------ AVAILABLE RECORDS
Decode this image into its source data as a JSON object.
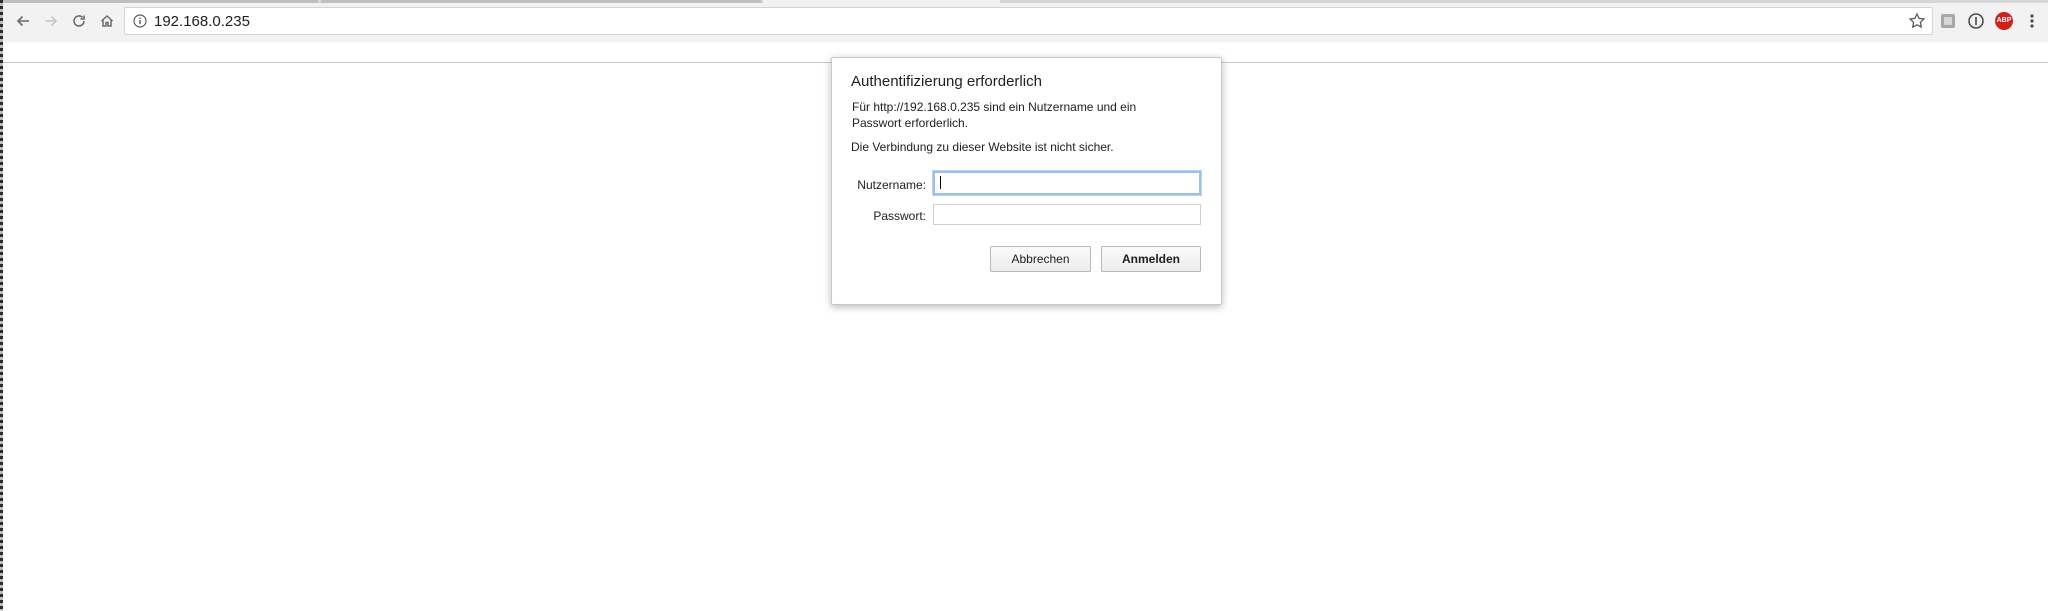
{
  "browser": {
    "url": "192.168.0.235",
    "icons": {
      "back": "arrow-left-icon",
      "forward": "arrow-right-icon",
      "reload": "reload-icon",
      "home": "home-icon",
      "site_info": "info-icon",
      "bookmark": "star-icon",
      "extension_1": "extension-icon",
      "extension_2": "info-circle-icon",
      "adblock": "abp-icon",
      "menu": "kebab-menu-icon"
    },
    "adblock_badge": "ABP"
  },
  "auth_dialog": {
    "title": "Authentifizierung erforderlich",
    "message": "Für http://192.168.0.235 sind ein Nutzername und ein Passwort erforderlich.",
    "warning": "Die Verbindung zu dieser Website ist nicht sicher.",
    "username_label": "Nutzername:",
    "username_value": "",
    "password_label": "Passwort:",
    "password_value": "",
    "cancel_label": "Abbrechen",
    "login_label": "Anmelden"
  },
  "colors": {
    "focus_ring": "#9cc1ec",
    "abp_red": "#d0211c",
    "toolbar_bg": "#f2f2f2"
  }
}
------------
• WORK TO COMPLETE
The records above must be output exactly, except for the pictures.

• FINISHED TASK
Decode this image into its source data as a JSON object.
{
  "browser": {
    "url": "192.168.0.235",
    "icons": {
      "back": "arrow-left-icon",
      "forward": "arrow-right-icon",
      "reload": "reload-icon",
      "home": "home-icon",
      "site_info": "info-icon",
      "bookmark": "star-icon",
      "extension_1": "extension-icon",
      "extension_2": "info-circle-icon",
      "adblock": "abp-icon",
      "menu": "kebab-menu-icon"
    },
    "adblock_badge": "ABP"
  },
  "auth_dialog": {
    "title": "Authentifizierung erforderlich",
    "message": "Für http://192.168.0.235 sind ein Nutzername und ein Passwort erforderlich.",
    "warning": "Die Verbindung zu dieser Website ist nicht sicher.",
    "username_label": "Nutzername:",
    "username_value": "",
    "password_label": "Passwort:",
    "password_value": "",
    "cancel_label": "Abbrechen",
    "login_label": "Anmelden"
  },
  "colors": {
    "focus_ring": "#9cc1ec",
    "abp_red": "#d0211c",
    "toolbar_bg": "#f2f2f2"
  }
}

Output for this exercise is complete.